> **Work item**:
Every line of the material is to be returned verbatim. Pictures stay out.

= Beginning of Section =

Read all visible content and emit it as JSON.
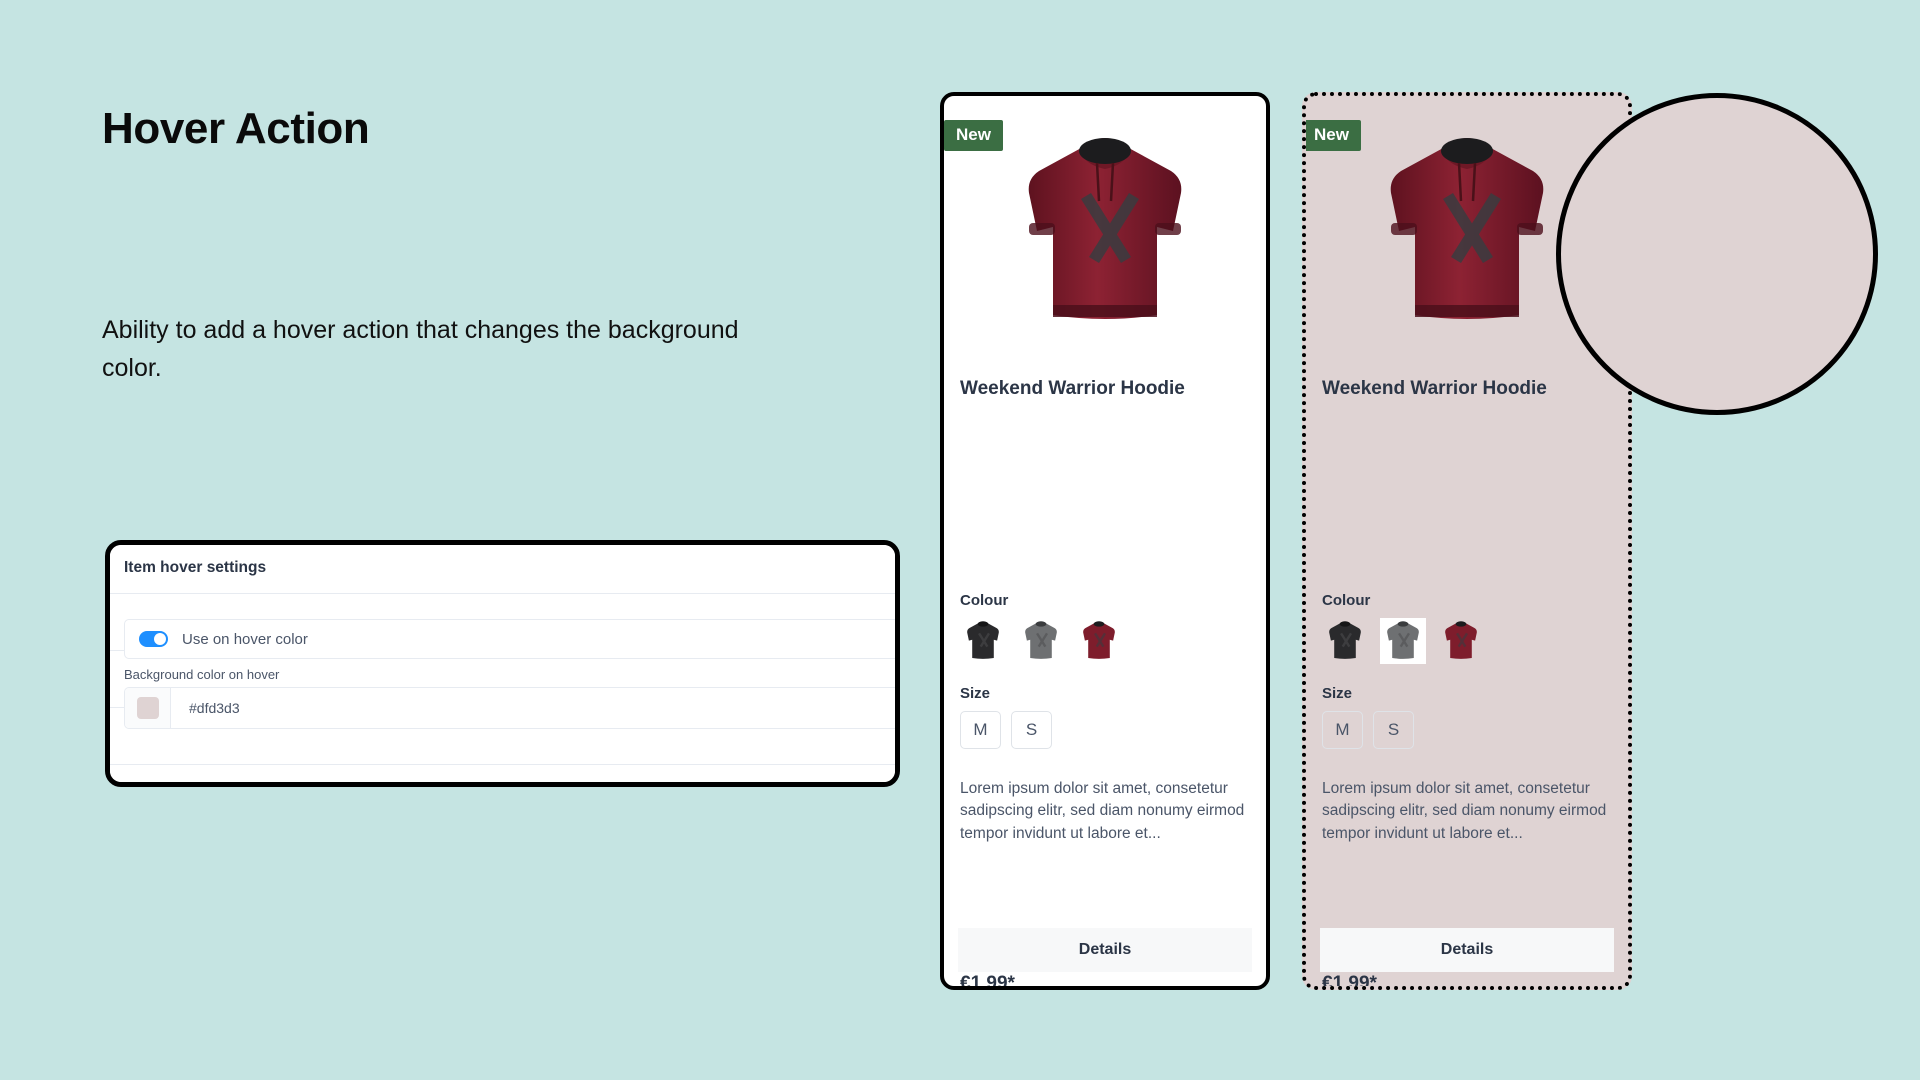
{
  "page": {
    "background_color": "#c5e4e2",
    "headline": "Hover Action",
    "description": "Ability to add a hover action that changes the background color."
  },
  "settings_panel": {
    "title": "Item hover settings",
    "toggle": {
      "label": "Use on hover color",
      "state": "on",
      "accent_color": "#1e8fff"
    },
    "color_field": {
      "label": "Background color on hover",
      "value": "#dfd3d3",
      "swatch_color": "#dfd3d3"
    }
  },
  "cards": [
    {
      "state": "default",
      "badge": "New",
      "title": "Weekend Warrior Hoodie",
      "colour_label": "Colour",
      "colours": [
        {
          "name": "black",
          "hex": "#2a2a2c",
          "selected": false
        },
        {
          "name": "grey",
          "hex": "#6e7072",
          "selected": false
        },
        {
          "name": "burgundy",
          "hex": "#7e1d2c",
          "selected": false
        }
      ],
      "size_label": "Size",
      "sizes": [
        "M",
        "S"
      ],
      "description": "Lorem ipsum dolor sit amet, consetetur sadipscing elitr, sed diam nonumy eirmod tempor invidunt ut labore et...",
      "price": "€1.99*",
      "details_label": "Details",
      "background_color": "#ffffff",
      "border_style": "solid"
    },
    {
      "state": "hover",
      "badge": "New",
      "title": "Weekend Warrior Hoodie",
      "colour_label": "Colour",
      "colours": [
        {
          "name": "black",
          "hex": "#2a2a2c",
          "selected": false
        },
        {
          "name": "grey",
          "hex": "#6e7072",
          "selected": true
        },
        {
          "name": "burgundy",
          "hex": "#7e1d2c",
          "selected": false
        }
      ],
      "size_label": "Size",
      "sizes": [
        "M",
        "S"
      ],
      "description": "Lorem ipsum dolor sit amet, consetetur sadipscing elitr, sed diam nonumy eirmod tempor invidunt ut labore et...",
      "price": "€1.99*",
      "details_label": "Details",
      "background_color": "#dfd3d3",
      "border_style": "dotted"
    }
  ],
  "annotation": {
    "shape": "circle",
    "fill_color": "#dfd3d3",
    "stroke_color": "#000000"
  }
}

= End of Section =

> **Problem solution**:
Read all visible content and emit it as JSON.
{
  "page": {
    "background_color": "#c5e4e2",
    "headline": "Hover Action",
    "description": "Ability to add a hover action that changes the background color."
  },
  "settings_panel": {
    "title": "Item hover settings",
    "toggle": {
      "label": "Use on hover color",
      "state": "on",
      "accent_color": "#1e8fff"
    },
    "color_field": {
      "label": "Background color on hover",
      "value": "#dfd3d3",
      "swatch_color": "#dfd3d3"
    }
  },
  "cards": [
    {
      "state": "default",
      "badge": "New",
      "title": "Weekend Warrior Hoodie",
      "colour_label": "Colour",
      "colours": [
        {
          "name": "black",
          "hex": "#2a2a2c",
          "selected": false
        },
        {
          "name": "grey",
          "hex": "#6e7072",
          "selected": false
        },
        {
          "name": "burgundy",
          "hex": "#7e1d2c",
          "selected": false
        }
      ],
      "size_label": "Size",
      "sizes": [
        "M",
        "S"
      ],
      "description": "Lorem ipsum dolor sit amet, consetetur sadipscing elitr, sed diam nonumy eirmod tempor invidunt ut labore et...",
      "price": "€1.99*",
      "details_label": "Details",
      "background_color": "#ffffff",
      "border_style": "solid"
    },
    {
      "state": "hover",
      "badge": "New",
      "title": "Weekend Warrior Hoodie",
      "colour_label": "Colour",
      "colours": [
        {
          "name": "black",
          "hex": "#2a2a2c",
          "selected": false
        },
        {
          "name": "grey",
          "hex": "#6e7072",
          "selected": true
        },
        {
          "name": "burgundy",
          "hex": "#7e1d2c",
          "selected": false
        }
      ],
      "size_label": "Size",
      "sizes": [
        "M",
        "S"
      ],
      "description": "Lorem ipsum dolor sit amet, consetetur sadipscing elitr, sed diam nonumy eirmod tempor invidunt ut labore et...",
      "price": "€1.99*",
      "details_label": "Details",
      "background_color": "#dfd3d3",
      "border_style": "dotted"
    }
  ],
  "annotation": {
    "shape": "circle",
    "fill_color": "#dfd3d3",
    "stroke_color": "#000000"
  }
}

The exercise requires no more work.